Recently, I was a bridesmaid for one of my best friend’s wedding and being up in front allowed me to glance at the entire audience. I was a little disheartened to see that a good majority of guests (both young and old…er) were constantly taking pictures then staring down into their laps (which I can only assume they are picking out the perfect filter for their post or thinking of the catchiest caption) and I couldn’t help but think of all the small memories that they were missing out on during the ceremony. I’m not going to lie, I am guilty of this as well but seeing it firsthand lead me to list these 5 rules that every social media user should abide by in order to avoid being that person at a wedding.
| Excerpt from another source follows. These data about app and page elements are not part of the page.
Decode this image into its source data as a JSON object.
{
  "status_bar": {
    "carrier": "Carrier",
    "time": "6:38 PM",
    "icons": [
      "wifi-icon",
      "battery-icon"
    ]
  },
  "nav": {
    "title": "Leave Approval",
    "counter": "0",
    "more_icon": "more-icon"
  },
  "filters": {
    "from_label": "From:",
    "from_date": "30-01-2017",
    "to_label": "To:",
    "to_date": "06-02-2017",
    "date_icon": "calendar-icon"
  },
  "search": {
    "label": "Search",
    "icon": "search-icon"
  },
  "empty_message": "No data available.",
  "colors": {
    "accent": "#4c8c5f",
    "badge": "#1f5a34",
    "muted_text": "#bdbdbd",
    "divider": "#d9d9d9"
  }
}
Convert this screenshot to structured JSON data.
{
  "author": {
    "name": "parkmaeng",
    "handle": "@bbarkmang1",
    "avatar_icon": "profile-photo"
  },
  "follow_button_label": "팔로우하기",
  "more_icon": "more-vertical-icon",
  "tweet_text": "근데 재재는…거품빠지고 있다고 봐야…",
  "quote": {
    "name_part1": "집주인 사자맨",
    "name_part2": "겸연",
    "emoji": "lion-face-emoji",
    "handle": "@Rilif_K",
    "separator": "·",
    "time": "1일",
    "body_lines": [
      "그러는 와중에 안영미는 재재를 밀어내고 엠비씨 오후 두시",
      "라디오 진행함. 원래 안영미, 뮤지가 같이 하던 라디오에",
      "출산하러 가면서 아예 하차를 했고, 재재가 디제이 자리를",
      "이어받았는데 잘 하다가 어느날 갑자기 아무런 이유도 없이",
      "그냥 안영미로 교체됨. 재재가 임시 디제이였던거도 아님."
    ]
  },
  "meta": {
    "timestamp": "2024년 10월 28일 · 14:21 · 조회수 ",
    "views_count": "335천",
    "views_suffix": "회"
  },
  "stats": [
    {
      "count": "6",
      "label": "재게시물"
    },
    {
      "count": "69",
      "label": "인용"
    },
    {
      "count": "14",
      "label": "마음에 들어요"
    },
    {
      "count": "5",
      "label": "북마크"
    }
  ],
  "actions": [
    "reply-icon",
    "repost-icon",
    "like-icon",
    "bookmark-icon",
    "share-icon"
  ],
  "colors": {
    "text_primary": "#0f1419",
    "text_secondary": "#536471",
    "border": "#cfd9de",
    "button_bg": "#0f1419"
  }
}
1) Keep it to a minimum and use discretion– try to take as many pictures as you can before the ceremony and after the dinner program. This allows you to actually enjoy the important events of the night that the bride and groom spent countless hours of planning on. It’s always nice to reminisce on the moment through pictures (maybe even a #tbt post in a few weeks!) but why not live in the moment!? As with anything on social media, use discretion! All 432 of your friends do not care to see the drunk madness that the open bar has caused – keep it classy.
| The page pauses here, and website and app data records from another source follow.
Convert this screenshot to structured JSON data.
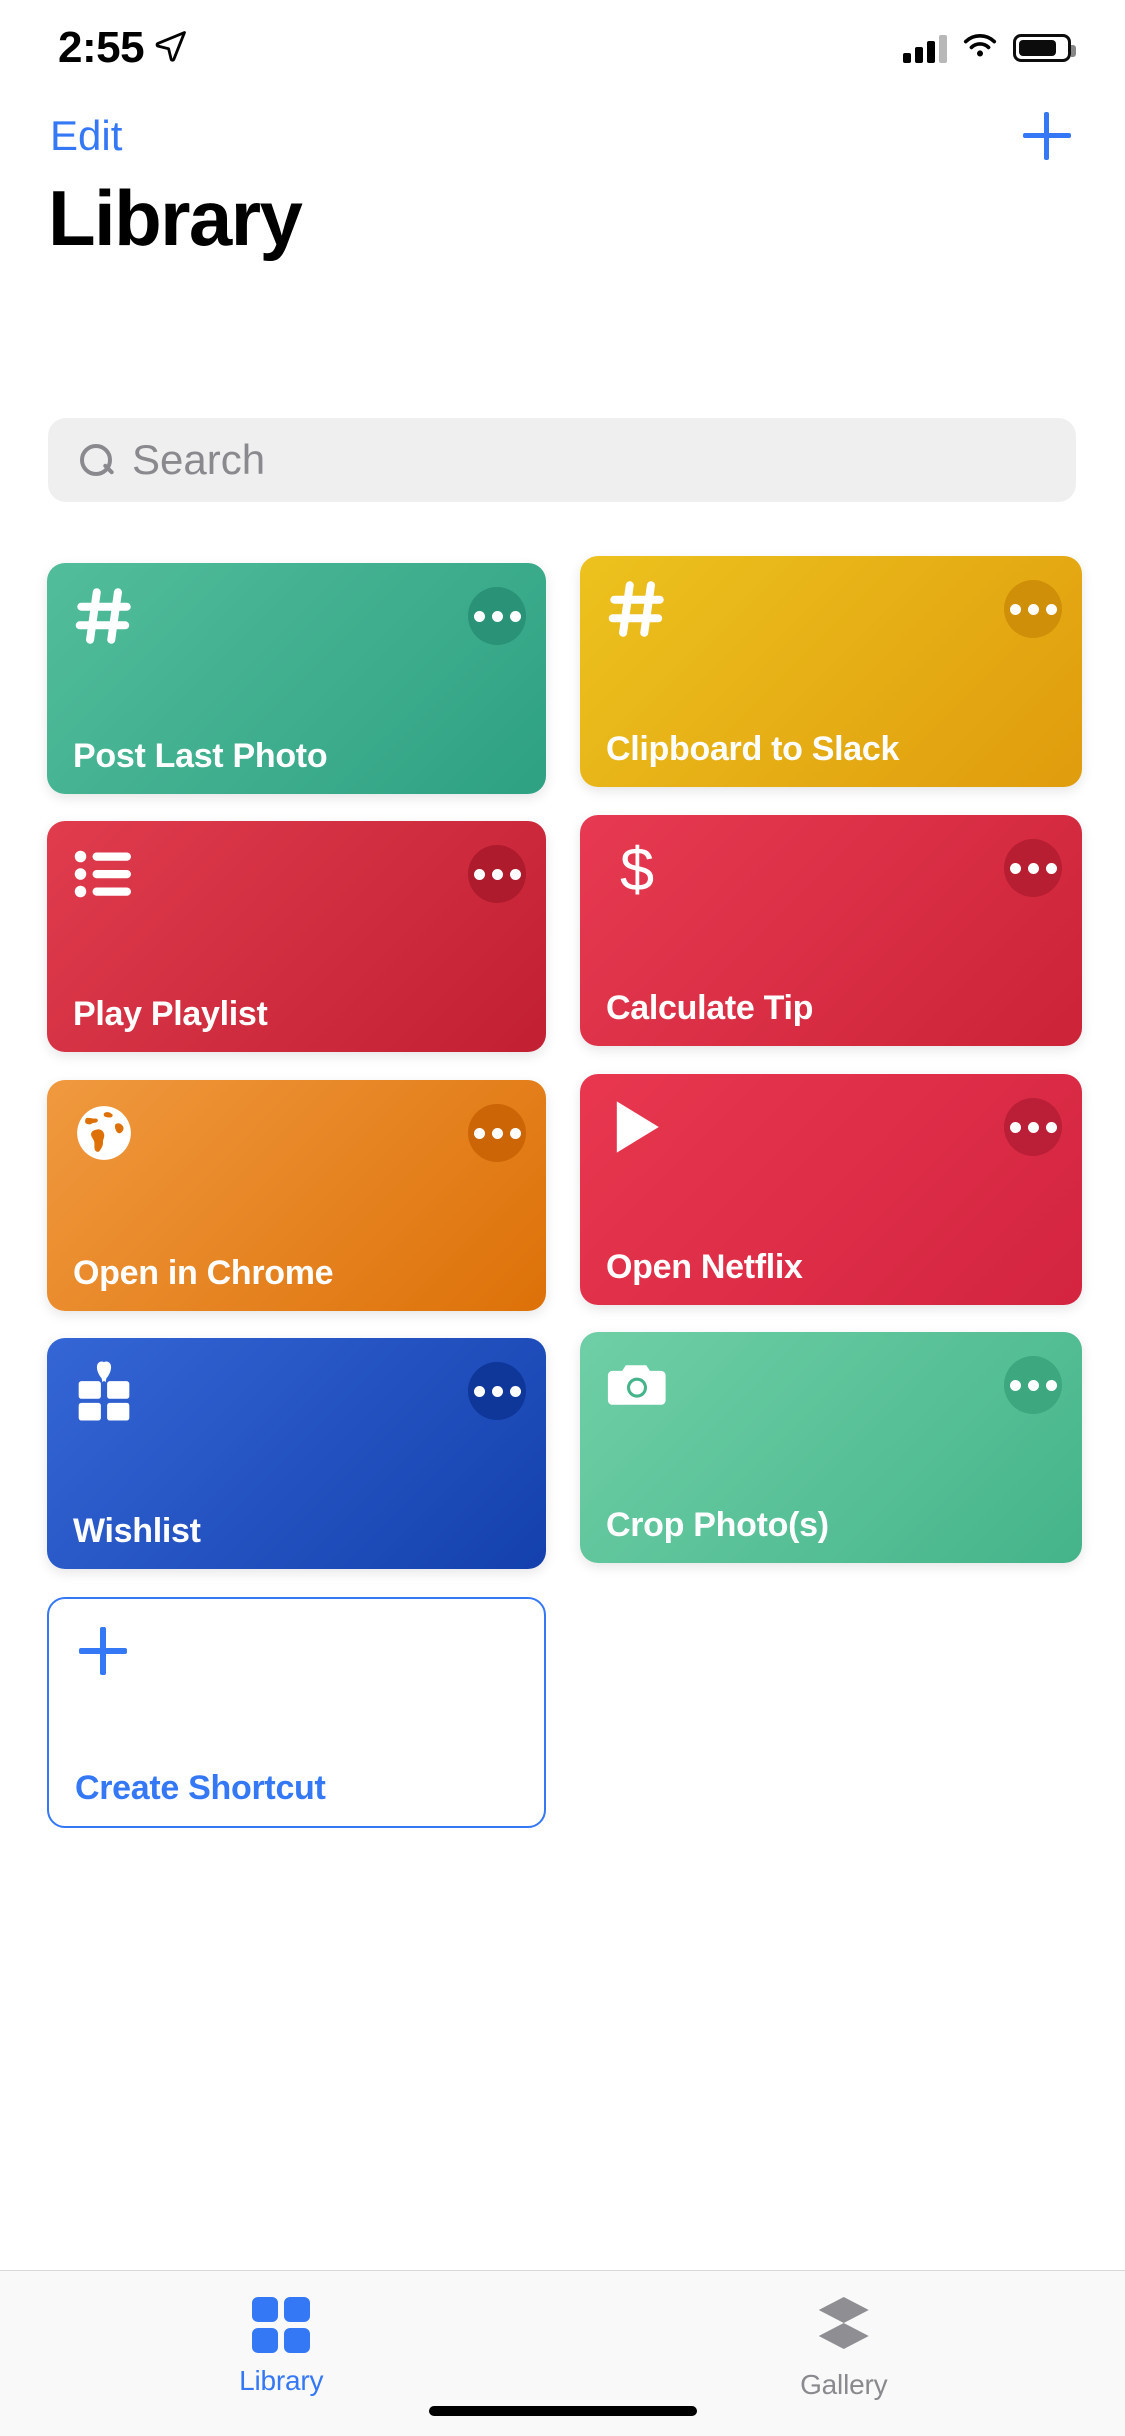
{
  "status_bar": {
    "time": "2:55",
    "location_icon": "location-arrow-icon",
    "cellular_icon": "cellular-signal-icon",
    "wifi_icon": "wifi-icon",
    "battery_icon": "battery-icon"
  },
  "nav": {
    "edit_label": "Edit",
    "add_icon": "plus-icon"
  },
  "header": {
    "title": "Library"
  },
  "search": {
    "placeholder": "Search",
    "value": "",
    "icon": "search-icon"
  },
  "shortcuts": [
    {
      "label": "Post Last Photo",
      "icon": "hashtag-icon",
      "color_start": "#52bd9a",
      "color_end": "#2ea183",
      "dots_color": "#2a9277"
    },
    {
      "label": "Clipboard to Slack",
      "icon": "hashtag-icon",
      "color_start": "#ecc21e",
      "color_end": "#e09c0d",
      "dots_color": "#cf8f08"
    },
    {
      "label": "Play Playlist",
      "icon": "bulleted-list-icon",
      "color_start": "#e03c4e",
      "color_end": "#c21f33",
      "dots_color": "#ae1b2d"
    },
    {
      "label": "Calculate Tip",
      "icon": "dollar-sign-icon",
      "color_start": "#e73a52",
      "color_end": "#cc2338",
      "dots_color": "#b81e31"
    },
    {
      "label": "Open in Chrome",
      "icon": "globe-icon",
      "color_start": "#f0993f",
      "color_end": "#dd7108",
      "dots_color": "#cb6506"
    },
    {
      "label": "Open Netflix",
      "icon": "play-triangle-icon",
      "color_start": "#e8374f",
      "color_end": "#d32440",
      "dots_color": "#bb1f38"
    },
    {
      "label": "Wishlist",
      "icon": "gift-icon",
      "color_start": "#3566d6",
      "color_end": "#1340ac",
      "dots_color": "#0f3699"
    },
    {
      "label": "Crop Photo(s)",
      "icon": "camera-icon",
      "color_start": "#6fcfa6",
      "color_end": "#45b48a",
      "dots_color": "#3da87f"
    }
  ],
  "create_shortcut": {
    "label": "Create Shortcut",
    "icon": "plus-icon",
    "accent_color": "#3478f6"
  },
  "tab_bar": {
    "items": [
      {
        "label": "Library",
        "icon": "grid-squares-icon",
        "active": true
      },
      {
        "label": "Gallery",
        "icon": "layers-icon",
        "active": false
      }
    ],
    "active_color": "#3478f6",
    "inactive_color": "#8e8e93"
  }
}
2) If the couple has come up with a special hashtag for their big day – use it! It allows everyone at the wedding (more importantly, the bride and groom) to view all of the shameless wedding selfies from their guests as well as the different perspectives. Please do not make your own outrageous and long hashtag because with all of the hustle and bustle of running a wedding, the bride and groom are most likely not going to see it. #saveyouroutragoueshashtagsforyourfoodpictures
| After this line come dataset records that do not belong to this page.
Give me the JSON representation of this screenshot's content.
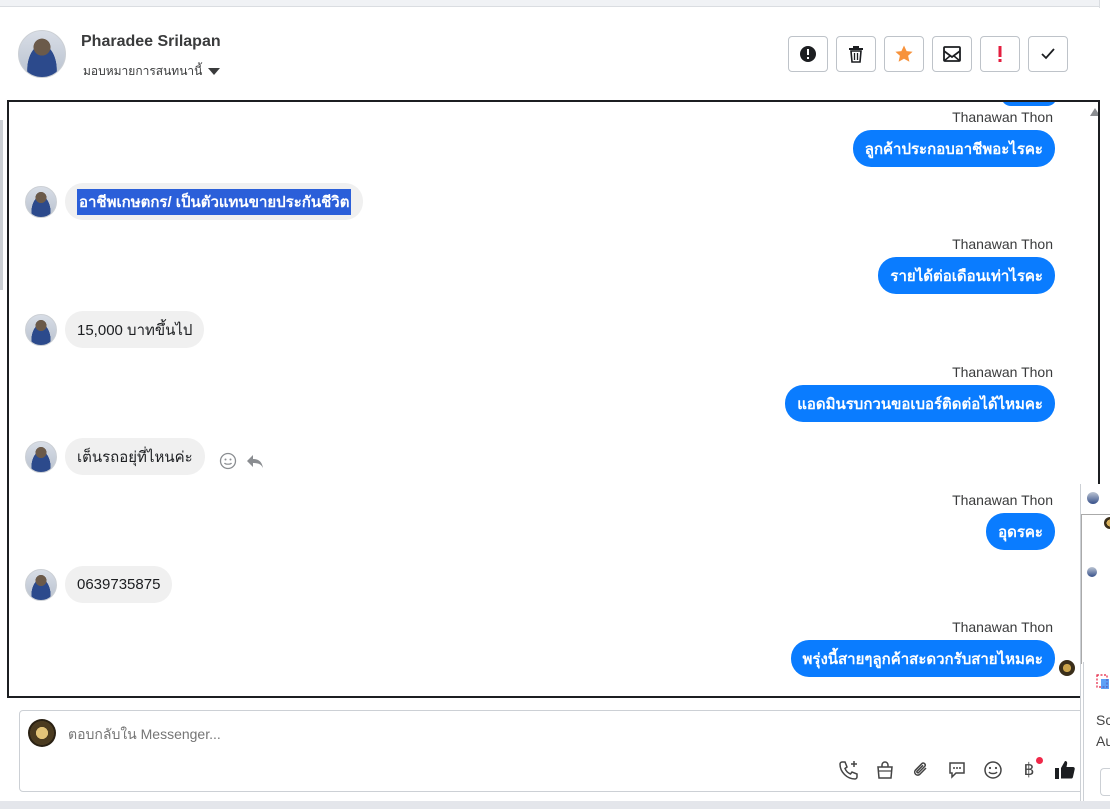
{
  "header": {
    "contact_name": "Pharadee Srilapan",
    "assign_label": "มอบหมายการสนทนานี้"
  },
  "toolbar": {
    "buttons": [
      {
        "name": "mark-spam",
        "icon": "alert-circle-icon",
        "color": "#1c1e21"
      },
      {
        "name": "delete",
        "icon": "trash-icon",
        "color": "#1c1e21"
      },
      {
        "name": "star",
        "icon": "star-icon",
        "color": "#f7923b"
      },
      {
        "name": "mark-unread",
        "icon": "envelope-open-icon",
        "color": "#1c1e21"
      },
      {
        "name": "follow-up",
        "icon": "exclamation-icon",
        "color": "#e41e3f"
      },
      {
        "name": "mark-done",
        "icon": "check-icon",
        "color": "#1c1e21"
      }
    ]
  },
  "messages": [
    {
      "side": "out",
      "sender": "Thanawan Thon",
      "text": "ลูกค้าประกอบอาชีพอะไรคะ"
    },
    {
      "side": "in",
      "text": "อาชีพเกษตกร/ เป็นตัวแทนขายประกันชีวิต",
      "selected": true
    },
    {
      "side": "out",
      "sender": "Thanawan Thon",
      "text": "รายได้ต่อเดือนเท่าไรคะ"
    },
    {
      "side": "in",
      "text": "15,000  บาทขึ้นไป"
    },
    {
      "side": "out",
      "sender": "Thanawan Thon",
      "text": "แอดมินรบกวนขอเบอร์ติดต่อได้ไหมคะ"
    },
    {
      "side": "in",
      "text": "เต็นรถอยุ่ที่ไหนค่ะ"
    },
    {
      "side": "out",
      "sender": "Thanawan Thon",
      "text": "อุดรคะ"
    },
    {
      "side": "in",
      "text": "0639735875"
    },
    {
      "side": "out",
      "sender": "Thanawan Thon",
      "text": "พรุ่งนี้สายๆลูกค้าสะดวกรับสายไหมคะ"
    }
  ],
  "composer": {
    "placeholder": "ตอบกลับใน Messenger...",
    "icons": [
      "phone-add-icon",
      "shopping-bag-icon",
      "paperclip-icon",
      "chat-bubble-icon",
      "emoji-icon",
      "baht-icon",
      "thumbs-up-icon"
    ],
    "baht_symbol": "฿"
  },
  "right_pane": {
    "text_1": "Sc",
    "text_2": "Au"
  }
}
Photo Credit: Amy Rizzuto Photography
3) Don’t be the unofficial “fauxtographer” for the event. Every social media fauxtographer wants the “perfect shot” of the happy couple on their big day – in hopes of generating the most likes or comments. But please keep in mind that this is the reason why they hired a professional photographer. There is nothing worse than your friend standing in the middle of what would have been the perfect photo. Not to mention, your flash may ruin the lighting for the actual photographer. See example below. Don’t worry, if something funny happens, the HIRED photographer will capture it.
Photo credit: Corey Ann Photography
4) Try not to post every. Single. Detail. A photo or two from the actual day isn’t going to hurt anybody but I’m sure if you start tweeting/instagraming every second of the wedding, it takes away from the beauty of it. Not to mention, I’m sure the bride would like to be the one to reveal the details her big day to her friends that were not able to attend.
5) Just enjoy the wedding! Don’t worry about how many likes you’re getting or who comments on what photo. Be in the moment and enjoy the activities that were planned with you in mind. As previously mentioned, they hired someone to capture all the memories on film so don’t feel obligated to take it upon yourself.
Following these simple rules allows everyone to be relish the wedding, enjoy the company around them and become disconnected from the world for a few hours (this is a good thing). Trust me, Facebook, Instagram, Twitter, etc. will all be there for your social media addiction once the event is over. Here’s my bottom line – if majority of guests lived by these simple rules then less brides will opt for Unplugged Weddings (meaning NO social media activity whatsoever- some even require that you turn your phone and camera off). I know some of you cringe at the thought of this!